These forewords usually start with a quote which helps set the tone of what is to come; however, I have decided to put mine at the end and start with a question.
Are you prepared, as a marketer, for what is happening over the next five years? If the answer is yes congratulations – you are part of the minority. The IBM 2011 Global CMO survey of 1,700 CMOs revealed that a majority of marketing leaders feel underprepared, with the leading gaps being around data explosion, social media, growth of channel and device choices, and shifting consumer demographics.
You only have to look at recent company results to understand that digital is important to the success of any company and those that do not adapt to the new world, no matter how big a brand, will suffer. John Lewis recently published positive results, citing an increase of 27.9% in online sales for the same period last year, whilst retailers like Habitat and Blacks (Millets) may be disappearing from our high streets.
The music industry is also having to reinvent itself in the digital world, where CD sales revenue continues to fall, digital sales have increased and passed the $5bn dollar mark, and the number of users paying to subscribe to music services like iTunes and Spotify leapt 65% last year to 13.4 million.
The reality of 2012 will be mobile – you only have to look at the reports from InMobi on their global advertising network impressions to get a perspective on the increase in reach: 67 billion impressions in Q4 2010 increased to 234 billion impressions in Q4 2011. eBay also announced that mobile transactions – tracking at one per second – generated sales of $5bn for 2011.
But what does this mean for marketers? It means the way our customers consume our products is changing and the way we communicate with them must change too.

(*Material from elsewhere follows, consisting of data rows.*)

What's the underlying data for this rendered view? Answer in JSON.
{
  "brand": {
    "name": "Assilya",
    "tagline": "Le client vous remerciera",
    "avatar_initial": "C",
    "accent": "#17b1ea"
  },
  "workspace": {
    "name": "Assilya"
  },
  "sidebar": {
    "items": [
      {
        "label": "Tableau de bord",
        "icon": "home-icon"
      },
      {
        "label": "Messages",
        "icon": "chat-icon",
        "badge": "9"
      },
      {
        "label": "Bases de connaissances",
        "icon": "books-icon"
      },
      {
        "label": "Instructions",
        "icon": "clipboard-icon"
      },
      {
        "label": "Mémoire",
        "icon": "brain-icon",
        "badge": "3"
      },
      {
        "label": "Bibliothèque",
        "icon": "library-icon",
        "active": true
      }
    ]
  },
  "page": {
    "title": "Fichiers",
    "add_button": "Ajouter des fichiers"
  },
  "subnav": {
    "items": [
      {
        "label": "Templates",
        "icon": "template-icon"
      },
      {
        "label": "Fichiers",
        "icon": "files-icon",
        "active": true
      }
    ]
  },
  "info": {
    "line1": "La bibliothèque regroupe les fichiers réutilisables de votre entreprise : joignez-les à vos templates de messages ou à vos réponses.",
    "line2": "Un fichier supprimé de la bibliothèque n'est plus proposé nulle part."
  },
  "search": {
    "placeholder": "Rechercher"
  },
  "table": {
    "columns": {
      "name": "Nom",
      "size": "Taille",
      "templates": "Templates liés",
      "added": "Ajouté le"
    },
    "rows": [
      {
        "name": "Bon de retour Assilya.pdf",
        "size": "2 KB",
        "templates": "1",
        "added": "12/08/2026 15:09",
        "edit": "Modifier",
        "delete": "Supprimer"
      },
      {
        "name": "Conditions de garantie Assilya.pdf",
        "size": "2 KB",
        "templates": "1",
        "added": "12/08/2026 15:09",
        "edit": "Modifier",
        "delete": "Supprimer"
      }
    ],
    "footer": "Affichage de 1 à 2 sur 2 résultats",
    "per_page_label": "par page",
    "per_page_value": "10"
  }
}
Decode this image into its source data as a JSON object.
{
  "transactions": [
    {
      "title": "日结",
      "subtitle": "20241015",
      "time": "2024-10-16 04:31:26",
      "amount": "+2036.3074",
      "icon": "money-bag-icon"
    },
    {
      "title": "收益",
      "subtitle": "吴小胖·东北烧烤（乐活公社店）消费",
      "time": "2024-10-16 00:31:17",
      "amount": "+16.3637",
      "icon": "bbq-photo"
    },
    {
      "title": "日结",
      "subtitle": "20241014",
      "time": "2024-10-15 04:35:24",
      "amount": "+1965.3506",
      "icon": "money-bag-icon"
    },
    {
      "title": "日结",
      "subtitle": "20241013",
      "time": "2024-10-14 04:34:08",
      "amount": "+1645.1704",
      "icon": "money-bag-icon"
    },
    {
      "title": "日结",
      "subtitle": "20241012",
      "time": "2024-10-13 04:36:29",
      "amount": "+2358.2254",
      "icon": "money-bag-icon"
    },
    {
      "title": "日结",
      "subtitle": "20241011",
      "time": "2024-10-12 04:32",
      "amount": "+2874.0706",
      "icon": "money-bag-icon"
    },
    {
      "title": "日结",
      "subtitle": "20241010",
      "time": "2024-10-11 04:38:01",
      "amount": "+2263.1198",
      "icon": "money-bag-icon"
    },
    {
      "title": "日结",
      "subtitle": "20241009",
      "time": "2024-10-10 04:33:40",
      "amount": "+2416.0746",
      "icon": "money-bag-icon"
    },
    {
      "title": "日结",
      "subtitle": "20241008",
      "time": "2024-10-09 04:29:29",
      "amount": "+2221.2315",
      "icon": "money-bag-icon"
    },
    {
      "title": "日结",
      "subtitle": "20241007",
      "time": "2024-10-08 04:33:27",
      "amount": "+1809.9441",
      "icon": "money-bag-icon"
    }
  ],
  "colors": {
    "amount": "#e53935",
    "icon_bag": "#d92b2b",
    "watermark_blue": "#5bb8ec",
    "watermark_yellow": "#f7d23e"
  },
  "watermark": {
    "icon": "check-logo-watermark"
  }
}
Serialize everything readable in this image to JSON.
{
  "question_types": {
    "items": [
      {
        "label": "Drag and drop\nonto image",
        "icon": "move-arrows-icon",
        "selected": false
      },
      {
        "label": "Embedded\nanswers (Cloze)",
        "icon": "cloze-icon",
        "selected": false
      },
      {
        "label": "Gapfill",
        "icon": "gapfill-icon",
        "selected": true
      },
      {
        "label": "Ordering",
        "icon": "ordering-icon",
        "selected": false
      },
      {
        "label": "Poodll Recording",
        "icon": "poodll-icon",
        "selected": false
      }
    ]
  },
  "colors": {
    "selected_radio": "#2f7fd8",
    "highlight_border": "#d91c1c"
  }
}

So how do organisations navigate in this new world? Who has a background in working with data to form insight? Who has spent their career listening and communicating and trying to create meaningful relationships?
I will give you a clue; Google recently announced European marketer Dan Cobley as its new UK managing director, a clear indication that people with marketing capabilities will make the new leaders.
I am very lucky to be spending time at the moment with brands like Heineken, Aviva, Nokia, Telefonica and a number of big banks: brands who really are investing strategically in the development of their marketing capabilities, and even I was surprised by the positive representation of marketing on their boards. These are companies who understand that in today’s competitive business environment, they need people who can rapidly identify and react to new opportunities.
I think the challenges a lot of organisations face are in understanding what the current marketing capabilities of their people are and where new skills are going to come from. Do you need to hire in or outsource these skills to your agencies, or do you take the grass roots approach and develop your people from within?
There has never been a better opportunity to learn – from web-based subscription services, from events and conferences, and from training partners like the IDM.
Personally I think you need to understand what you have, and how long you have, to get to where you need to go. Bringing in skills can help fast-track the building of your skills but to be sustainable you need to have a plan to ensure you continually develop your people to stay competitive.
“The more that you read, the more things you will know. The more that you learn, the more places you’ll go” – Dr Seuss.